▶ [What you have to do] Set down all of the records word for word.

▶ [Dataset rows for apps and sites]
>>>

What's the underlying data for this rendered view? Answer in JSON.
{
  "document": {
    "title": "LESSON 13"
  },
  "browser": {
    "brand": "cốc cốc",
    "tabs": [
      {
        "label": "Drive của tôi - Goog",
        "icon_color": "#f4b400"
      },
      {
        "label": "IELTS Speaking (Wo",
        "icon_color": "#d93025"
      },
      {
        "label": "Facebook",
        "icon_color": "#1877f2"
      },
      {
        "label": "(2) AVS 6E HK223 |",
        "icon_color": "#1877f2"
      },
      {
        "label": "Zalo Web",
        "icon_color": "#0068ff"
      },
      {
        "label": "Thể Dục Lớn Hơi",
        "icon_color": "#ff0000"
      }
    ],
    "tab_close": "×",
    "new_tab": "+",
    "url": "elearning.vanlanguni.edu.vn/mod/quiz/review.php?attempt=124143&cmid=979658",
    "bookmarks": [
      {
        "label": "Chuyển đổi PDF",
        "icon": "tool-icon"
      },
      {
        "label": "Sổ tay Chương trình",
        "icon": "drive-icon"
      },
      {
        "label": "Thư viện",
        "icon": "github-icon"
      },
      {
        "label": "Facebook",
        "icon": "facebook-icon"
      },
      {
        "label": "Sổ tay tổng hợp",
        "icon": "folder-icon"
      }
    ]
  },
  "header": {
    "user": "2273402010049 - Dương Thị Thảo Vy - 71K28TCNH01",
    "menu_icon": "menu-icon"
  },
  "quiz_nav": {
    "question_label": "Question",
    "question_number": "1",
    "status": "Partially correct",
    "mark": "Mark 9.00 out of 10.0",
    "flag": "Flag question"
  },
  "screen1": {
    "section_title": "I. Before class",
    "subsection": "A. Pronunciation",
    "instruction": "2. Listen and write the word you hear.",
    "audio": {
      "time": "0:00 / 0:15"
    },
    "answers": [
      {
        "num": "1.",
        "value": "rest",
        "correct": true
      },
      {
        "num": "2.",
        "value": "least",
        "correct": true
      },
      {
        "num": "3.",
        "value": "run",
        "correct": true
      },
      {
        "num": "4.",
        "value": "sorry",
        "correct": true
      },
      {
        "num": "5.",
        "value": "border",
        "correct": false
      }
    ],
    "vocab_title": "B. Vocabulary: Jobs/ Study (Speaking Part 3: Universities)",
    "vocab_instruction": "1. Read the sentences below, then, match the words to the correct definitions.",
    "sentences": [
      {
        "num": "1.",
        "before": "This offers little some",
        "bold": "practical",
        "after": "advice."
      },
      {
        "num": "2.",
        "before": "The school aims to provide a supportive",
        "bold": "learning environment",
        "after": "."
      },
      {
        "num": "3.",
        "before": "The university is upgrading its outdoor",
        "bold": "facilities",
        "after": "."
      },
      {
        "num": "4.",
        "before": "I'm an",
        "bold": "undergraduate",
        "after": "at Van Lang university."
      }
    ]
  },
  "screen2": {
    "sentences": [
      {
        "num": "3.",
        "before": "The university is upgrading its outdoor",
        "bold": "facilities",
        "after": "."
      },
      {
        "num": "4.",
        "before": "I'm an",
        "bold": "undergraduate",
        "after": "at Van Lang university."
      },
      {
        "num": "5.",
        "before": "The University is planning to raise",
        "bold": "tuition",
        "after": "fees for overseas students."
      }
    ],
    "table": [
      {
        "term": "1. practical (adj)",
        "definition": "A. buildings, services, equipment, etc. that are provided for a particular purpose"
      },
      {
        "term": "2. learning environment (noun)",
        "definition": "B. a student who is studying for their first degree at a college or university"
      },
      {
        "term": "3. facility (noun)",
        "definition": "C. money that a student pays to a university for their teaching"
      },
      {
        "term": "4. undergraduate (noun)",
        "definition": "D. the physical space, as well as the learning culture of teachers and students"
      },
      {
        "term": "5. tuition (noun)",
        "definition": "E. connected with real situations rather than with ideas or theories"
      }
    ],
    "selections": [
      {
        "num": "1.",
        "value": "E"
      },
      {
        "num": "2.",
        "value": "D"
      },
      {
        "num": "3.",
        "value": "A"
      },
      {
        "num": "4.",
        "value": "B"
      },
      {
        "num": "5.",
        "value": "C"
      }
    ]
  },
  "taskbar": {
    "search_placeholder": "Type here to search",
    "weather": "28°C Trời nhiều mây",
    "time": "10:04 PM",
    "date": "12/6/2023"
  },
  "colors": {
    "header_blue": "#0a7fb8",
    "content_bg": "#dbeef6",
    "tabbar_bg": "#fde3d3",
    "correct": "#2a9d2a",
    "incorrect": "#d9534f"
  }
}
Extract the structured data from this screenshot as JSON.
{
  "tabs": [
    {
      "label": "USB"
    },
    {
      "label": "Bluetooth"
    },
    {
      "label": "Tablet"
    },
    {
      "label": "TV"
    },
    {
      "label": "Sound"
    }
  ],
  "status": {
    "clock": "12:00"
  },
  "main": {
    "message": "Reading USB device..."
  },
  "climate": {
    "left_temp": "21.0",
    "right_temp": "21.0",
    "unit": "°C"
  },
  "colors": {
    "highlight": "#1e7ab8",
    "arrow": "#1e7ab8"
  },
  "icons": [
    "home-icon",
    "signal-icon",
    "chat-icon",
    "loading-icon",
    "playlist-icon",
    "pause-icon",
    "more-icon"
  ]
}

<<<

▶ [Task answer]
What's the underlying data for this rendered view? Answer in JSON.
{
  "document": {
    "title": "LESSON 13"
  },
  "browser": {
    "brand": "cốc cốc",
    "tabs": [
      {
        "label": "Drive của tôi - Goog",
        "icon_color": "#f4b400"
      },
      {
        "label": "IELTS Speaking (Wo",
        "icon_color": "#d93025"
      },
      {
        "label": "Facebook",
        "icon_color": "#1877f2"
      },
      {
        "label": "(2) AVS 6E HK223 |",
        "icon_color": "#1877f2"
      },
      {
        "label": "Zalo Web",
        "icon_color": "#0068ff"
      },
      {
        "label": "Thể Dục Lớn Hơi",
        "icon_color": "#ff0000"
      }
    ],
    "tab_close": "×",
    "new_tab": "+",
    "url": "elearning.vanlanguni.edu.vn/mod/quiz/review.php?attempt=124143&cmid=979658",
    "bookmarks": [
      {
        "label": "Chuyển đổi PDF",
        "icon": "tool-icon"
      },
      {
        "label": "Sổ tay Chương trình",
        "icon": "drive-icon"
      },
      {
        "label": "Thư viện",
        "icon": "github-icon"
      },
      {
        "label": "Facebook",
        "icon": "facebook-icon"
      },
      {
        "label": "Sổ tay tổng hợp",
        "icon": "folder-icon"
      }
    ]
  },
  "header": {
    "user": "2273402010049 - Dương Thị Thảo Vy - 71K28TCNH01",
    "menu_icon": "menu-icon"
  },
  "quiz_nav": {
    "question_label": "Question",
    "question_number": "1",
    "status": "Partially correct",
    "mark": "Mark 9.00 out of 10.0",
    "flag": "Flag question"
  },
  "screen1": {
    "section_title": "I. Before class",
    "subsection": "A. Pronunciation",
    "instruction": "2. Listen and write the word you hear.",
    "audio": {
      "time": "0:00 / 0:15"
    },
    "answers": [
      {
        "num": "1.",
        "value": "rest",
        "correct": true
      },
      {
        "num": "2.",
        "value": "least",
        "correct": true
      },
      {
        "num": "3.",
        "value": "run",
        "correct": true
      },
      {
        "num": "4.",
        "value": "sorry",
        "correct": true
      },
      {
        "num": "5.",
        "value": "border",
        "correct": false
      }
    ],
    "vocab_title": "B. Vocabulary: Jobs/ Study (Speaking Part 3: Universities)",
    "vocab_instruction": "1. Read the sentences below, then, match the words to the correct definitions.",
    "sentences": [
      {
        "num": "1.",
        "before": "This offers little some",
        "bold": "practical",
        "after": "advice."
      },
      {
        "num": "2.",
        "before": "The school aims to provide a supportive",
        "bold": "learning environment",
        "after": "."
      },
      {
        "num": "3.",
        "before": "The university is upgrading its outdoor",
        "bold": "facilities",
        "after": "."
      },
      {
        "num": "4.",
        "before": "I'm an",
        "bold": "undergraduate",
        "after": "at Van Lang university."
      }
    ]
  },
  "screen2": {
    "sentences": [
      {
        "num": "3.",
        "before": "The university is upgrading its outdoor",
        "bold": "facilities",
        "after": "."
      },
      {
        "num": "4.",
        "before": "I'm an",
        "bold": "undergraduate",
        "after": "at Van Lang university."
      },
      {
        "num": "5.",
        "before": "The University is planning to raise",
        "bold": "tuition",
        "after": "fees for overseas students."
      }
    ],
    "table": [
      {
        "term": "1. practical (adj)",
        "definition": "A. buildings, services, equipment, etc. that are provided for a particular purpose"
      },
      {
        "term": "2. learning environment (noun)",
        "definition": "B. a student who is studying for their first degree at a college or university"
      },
      {
        "term": "3. facility (noun)",
        "definition": "C. money that a student pays to a university for their teaching"
      },
      {
        "term": "4. undergraduate (noun)",
        "definition": "D. the physical space, as well as the learning culture of teachers and students"
      },
      {
        "term": "5. tuition (noun)",
        "definition": "E. connected with real situations rather than with ideas or theories"
      }
    ],
    "selections": [
      {
        "num": "1.",
        "value": "E"
      },
      {
        "num": "2.",
        "value": "D"
      },
      {
        "num": "3.",
        "value": "A"
      },
      {
        "num": "4.",
        "value": "B"
      },
      {
        "num": "5.",
        "value": "C"
      }
    ]
  },
  "taskbar": {
    "search_placeholder": "Type here to search",
    "weather": "28°C Trời nhiều mây",
    "time": "10:04 PM",
    "date": "12/6/2023"
  },
  "colors": {
    "header_blue": "#0a7fb8",
    "content_bg": "#dbeef6",
    "tabbar_bg": "#fde3d3",
    "correct": "#2a9d2a",
    "incorrect": "#d9534f"
  }
}
Extract the structured data from this screenshot as JSON.
{
  "tabs": [
    {
      "label": "USB"
    },
    {
      "label": "Bluetooth"
    },
    {
      "label": "Tablet"
    },
    {
      "label": "TV"
    },
    {
      "label": "Sound"
    }
  ],
  "status": {
    "clock": "12:00"
  },
  "main": {
    "message": "Reading USB device..."
  },
  "climate": {
    "left_temp": "21.0",
    "right_temp": "21.0",
    "unit": "°C"
  },
  "colors": {
    "highlight": "#1e7ab8",
    "arrow": "#1e7ab8"
  },
  "icons": [
    "home-icon",
    "signal-icon",
    "chat-icon",
    "loading-icon",
    "playlist-icon",
    "pause-icon",
    "more-icon"
  ]
}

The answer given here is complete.